++++ Entries supplied ++++

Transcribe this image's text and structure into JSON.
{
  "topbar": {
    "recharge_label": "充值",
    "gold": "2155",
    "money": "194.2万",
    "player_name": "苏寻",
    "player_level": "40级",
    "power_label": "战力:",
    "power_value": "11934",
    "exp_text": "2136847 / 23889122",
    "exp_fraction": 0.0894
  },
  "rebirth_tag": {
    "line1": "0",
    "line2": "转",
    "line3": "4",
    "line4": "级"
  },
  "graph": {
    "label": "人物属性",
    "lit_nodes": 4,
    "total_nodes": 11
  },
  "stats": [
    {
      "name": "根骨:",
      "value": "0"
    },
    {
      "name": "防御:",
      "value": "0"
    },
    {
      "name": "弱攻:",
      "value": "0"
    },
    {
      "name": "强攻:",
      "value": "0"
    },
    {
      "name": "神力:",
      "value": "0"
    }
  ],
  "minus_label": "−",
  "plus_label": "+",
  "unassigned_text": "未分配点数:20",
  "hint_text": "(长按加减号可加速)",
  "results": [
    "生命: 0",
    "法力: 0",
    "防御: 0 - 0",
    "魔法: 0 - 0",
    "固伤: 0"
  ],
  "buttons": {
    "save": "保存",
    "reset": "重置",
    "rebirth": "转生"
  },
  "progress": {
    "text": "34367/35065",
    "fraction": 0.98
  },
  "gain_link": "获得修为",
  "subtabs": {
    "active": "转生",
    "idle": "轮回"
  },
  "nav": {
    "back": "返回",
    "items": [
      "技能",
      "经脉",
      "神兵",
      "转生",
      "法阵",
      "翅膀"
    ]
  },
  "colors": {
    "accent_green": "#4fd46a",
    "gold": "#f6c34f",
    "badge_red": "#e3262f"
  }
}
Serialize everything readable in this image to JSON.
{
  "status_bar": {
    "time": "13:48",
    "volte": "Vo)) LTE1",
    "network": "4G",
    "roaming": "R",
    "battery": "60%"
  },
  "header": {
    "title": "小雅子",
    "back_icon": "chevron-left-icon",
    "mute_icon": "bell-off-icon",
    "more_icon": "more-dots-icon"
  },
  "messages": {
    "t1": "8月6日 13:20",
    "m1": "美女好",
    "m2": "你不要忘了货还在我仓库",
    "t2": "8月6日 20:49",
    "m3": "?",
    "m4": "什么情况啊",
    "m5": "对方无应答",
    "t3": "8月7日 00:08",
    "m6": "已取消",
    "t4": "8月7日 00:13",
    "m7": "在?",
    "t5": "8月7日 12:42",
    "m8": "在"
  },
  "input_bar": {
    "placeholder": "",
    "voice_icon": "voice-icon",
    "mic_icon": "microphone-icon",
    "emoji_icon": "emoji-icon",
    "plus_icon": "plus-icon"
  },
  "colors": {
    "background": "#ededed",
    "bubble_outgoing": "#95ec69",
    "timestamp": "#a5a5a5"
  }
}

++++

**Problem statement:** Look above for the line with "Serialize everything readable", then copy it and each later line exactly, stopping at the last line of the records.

**Result:**
Serialize everything readable in this image to JSON.
{
  "status_bar": {
    "time": "13:48",
    "volte": "Vo)) LTE1",
    "network": "4G",
    "roaming": "R",
    "battery": "60%"
  },
  "header": {
    "title": "小雅子",
    "back_icon": "chevron-left-icon",
    "mute_icon": "bell-off-icon",
    "more_icon": "more-dots-icon"
  },
  "messages": {
    "t1": "8月6日 13:20",
    "m1": "美女好",
    "m2": "你不要忘了货还在我仓库",
    "t2": "8月6日 20:49",
    "m3": "?",
    "m4": "什么情况啊",
    "m5": "对方无应答",
    "t3": "8月7日 00:08",
    "m6": "已取消",
    "t4": "8月7日 00:13",
    "m7": "在?",
    "t5": "8月7日 12:42",
    "m8": "在"
  },
  "input_bar": {
    "placeholder": "",
    "voice_icon": "voice-icon",
    "mic_icon": "microphone-icon",
    "emoji_icon": "emoji-icon",
    "plus_icon": "plus-icon"
  },
  "colors": {
    "background": "#ededed",
    "bubble_outgoing": "#95ec69",
    "timestamp": "#a5a5a5"
  }
}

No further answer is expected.